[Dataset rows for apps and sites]
******

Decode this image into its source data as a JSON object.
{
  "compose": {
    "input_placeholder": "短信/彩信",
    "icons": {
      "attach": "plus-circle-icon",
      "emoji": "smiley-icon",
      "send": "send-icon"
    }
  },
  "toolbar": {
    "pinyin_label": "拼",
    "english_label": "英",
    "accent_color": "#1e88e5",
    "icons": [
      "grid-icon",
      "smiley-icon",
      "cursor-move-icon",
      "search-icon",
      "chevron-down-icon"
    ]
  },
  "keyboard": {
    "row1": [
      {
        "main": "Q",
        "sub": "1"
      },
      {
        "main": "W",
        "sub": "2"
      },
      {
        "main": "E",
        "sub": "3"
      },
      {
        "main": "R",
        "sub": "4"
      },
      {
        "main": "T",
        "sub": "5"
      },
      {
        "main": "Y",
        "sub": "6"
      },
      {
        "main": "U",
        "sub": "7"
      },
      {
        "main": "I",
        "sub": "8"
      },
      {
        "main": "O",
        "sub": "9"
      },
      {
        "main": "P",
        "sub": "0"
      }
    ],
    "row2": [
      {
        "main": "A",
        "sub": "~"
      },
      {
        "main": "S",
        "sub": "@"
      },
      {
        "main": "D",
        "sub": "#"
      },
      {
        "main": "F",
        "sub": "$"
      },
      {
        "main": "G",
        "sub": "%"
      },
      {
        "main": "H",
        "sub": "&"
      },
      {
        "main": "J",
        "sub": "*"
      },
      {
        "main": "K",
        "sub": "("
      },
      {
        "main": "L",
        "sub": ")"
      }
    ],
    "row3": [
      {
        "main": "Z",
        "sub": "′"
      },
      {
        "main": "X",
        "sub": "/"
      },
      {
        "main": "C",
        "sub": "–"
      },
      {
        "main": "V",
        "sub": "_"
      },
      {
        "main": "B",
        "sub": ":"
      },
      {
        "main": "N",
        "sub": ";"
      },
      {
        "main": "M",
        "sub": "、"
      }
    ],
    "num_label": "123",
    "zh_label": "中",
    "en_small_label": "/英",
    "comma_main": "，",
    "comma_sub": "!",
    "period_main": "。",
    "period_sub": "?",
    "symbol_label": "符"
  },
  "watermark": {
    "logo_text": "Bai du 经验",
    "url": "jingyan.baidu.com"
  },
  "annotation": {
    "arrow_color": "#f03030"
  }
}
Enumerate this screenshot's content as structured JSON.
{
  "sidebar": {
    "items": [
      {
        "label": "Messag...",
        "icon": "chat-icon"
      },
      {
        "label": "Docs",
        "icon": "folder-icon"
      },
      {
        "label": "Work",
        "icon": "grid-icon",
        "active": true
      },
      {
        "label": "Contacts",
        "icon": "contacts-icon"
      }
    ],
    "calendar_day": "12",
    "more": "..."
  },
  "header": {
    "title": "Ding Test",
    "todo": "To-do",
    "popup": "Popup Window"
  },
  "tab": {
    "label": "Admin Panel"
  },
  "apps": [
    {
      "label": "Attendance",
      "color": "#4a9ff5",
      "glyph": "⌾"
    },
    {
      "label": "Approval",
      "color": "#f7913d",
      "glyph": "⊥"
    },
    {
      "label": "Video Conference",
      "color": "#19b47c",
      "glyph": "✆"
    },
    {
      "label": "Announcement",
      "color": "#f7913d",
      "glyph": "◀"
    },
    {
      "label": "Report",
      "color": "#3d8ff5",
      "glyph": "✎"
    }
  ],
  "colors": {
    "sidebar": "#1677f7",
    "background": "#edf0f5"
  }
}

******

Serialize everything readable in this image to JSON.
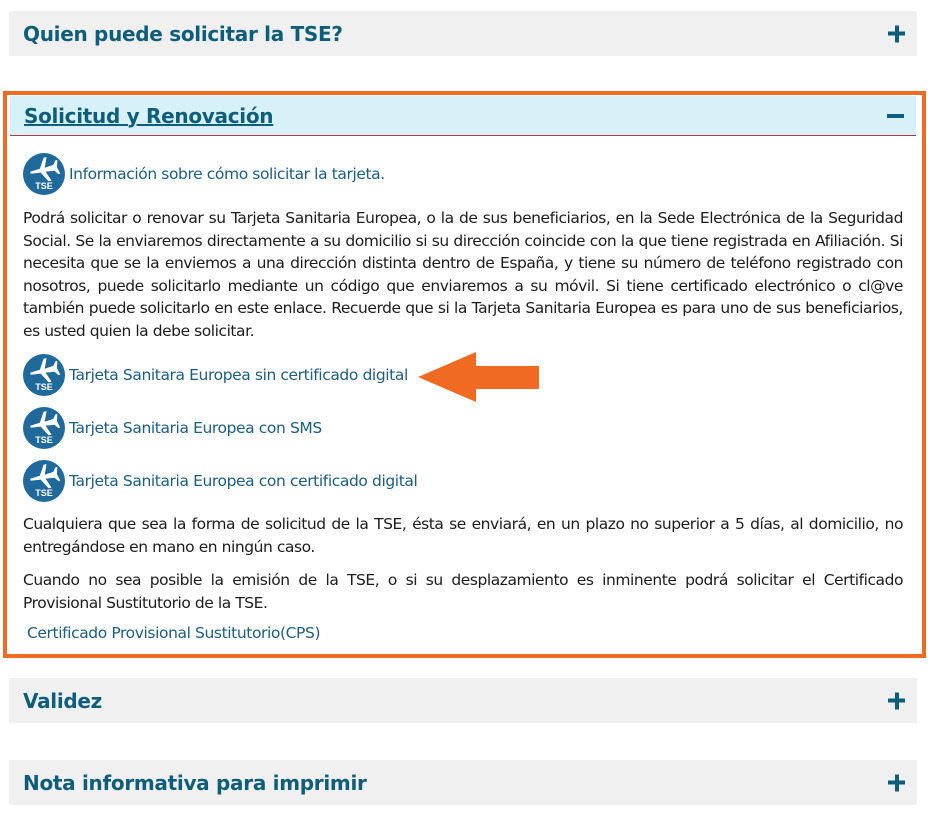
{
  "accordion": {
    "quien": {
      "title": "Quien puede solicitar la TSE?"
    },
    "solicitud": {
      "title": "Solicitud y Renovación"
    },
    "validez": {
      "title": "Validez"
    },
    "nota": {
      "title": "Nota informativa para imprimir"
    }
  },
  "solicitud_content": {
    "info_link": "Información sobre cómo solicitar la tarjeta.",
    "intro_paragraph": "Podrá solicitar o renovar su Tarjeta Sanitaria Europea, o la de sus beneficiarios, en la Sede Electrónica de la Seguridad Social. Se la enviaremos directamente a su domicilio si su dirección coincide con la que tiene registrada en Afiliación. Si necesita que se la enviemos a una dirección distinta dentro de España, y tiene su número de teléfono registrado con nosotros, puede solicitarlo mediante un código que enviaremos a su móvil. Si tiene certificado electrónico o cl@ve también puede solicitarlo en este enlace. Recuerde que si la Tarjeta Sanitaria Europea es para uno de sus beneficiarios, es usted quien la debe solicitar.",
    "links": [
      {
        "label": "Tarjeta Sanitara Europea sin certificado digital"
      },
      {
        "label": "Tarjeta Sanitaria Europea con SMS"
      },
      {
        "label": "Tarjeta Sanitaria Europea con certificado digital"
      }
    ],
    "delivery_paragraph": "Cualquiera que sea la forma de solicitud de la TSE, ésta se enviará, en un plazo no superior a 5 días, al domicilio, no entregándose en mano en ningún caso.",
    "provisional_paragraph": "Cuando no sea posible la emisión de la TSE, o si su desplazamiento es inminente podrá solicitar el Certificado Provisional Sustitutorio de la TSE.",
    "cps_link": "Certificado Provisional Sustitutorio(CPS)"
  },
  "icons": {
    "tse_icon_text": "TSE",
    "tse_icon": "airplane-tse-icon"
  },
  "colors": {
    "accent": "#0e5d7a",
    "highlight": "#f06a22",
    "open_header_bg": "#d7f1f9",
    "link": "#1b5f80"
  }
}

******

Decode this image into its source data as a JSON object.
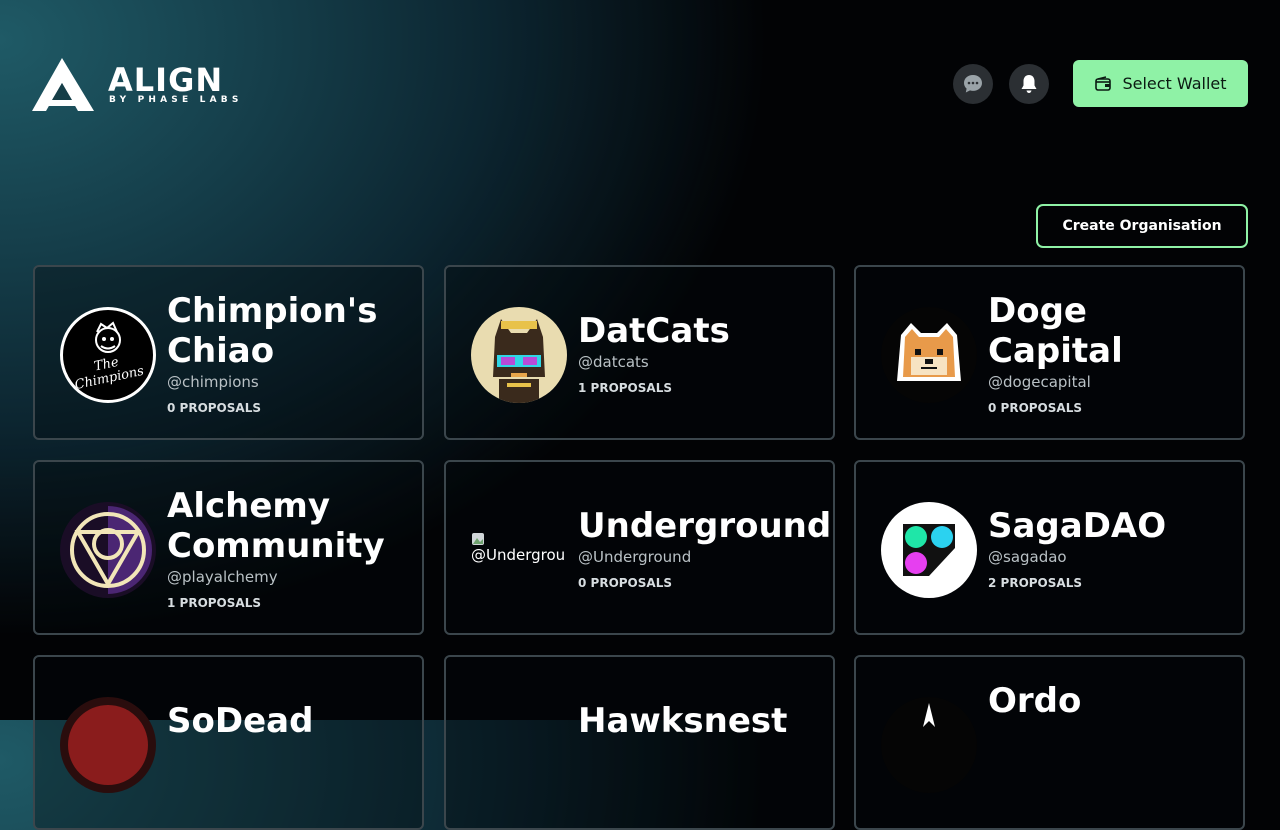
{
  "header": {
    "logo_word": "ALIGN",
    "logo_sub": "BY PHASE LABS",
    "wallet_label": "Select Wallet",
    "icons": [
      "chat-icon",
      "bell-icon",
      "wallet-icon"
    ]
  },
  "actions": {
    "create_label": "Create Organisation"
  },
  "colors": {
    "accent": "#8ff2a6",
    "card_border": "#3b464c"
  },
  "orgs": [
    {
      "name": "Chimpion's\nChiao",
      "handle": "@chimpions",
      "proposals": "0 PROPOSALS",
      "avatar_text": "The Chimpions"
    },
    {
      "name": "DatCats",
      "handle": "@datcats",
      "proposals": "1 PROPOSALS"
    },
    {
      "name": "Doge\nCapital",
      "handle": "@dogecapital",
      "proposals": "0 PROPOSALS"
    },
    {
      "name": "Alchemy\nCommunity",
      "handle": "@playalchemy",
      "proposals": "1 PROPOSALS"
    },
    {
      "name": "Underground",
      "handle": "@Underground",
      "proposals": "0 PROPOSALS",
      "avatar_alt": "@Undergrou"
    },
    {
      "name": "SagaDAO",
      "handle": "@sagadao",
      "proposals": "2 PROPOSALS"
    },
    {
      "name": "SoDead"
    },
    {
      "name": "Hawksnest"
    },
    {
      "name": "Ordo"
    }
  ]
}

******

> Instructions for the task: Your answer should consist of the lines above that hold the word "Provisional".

> Written reply:
    "provisional_paragraph": "Cuando no sea posible la emisión de la TSE, o si su desplazamiento es inminente podrá solicitar el Certificado Provisional Sustitutorio de la TSE.",
    "cps_link": "Certificado Provisional Sustitutorio(CPS)"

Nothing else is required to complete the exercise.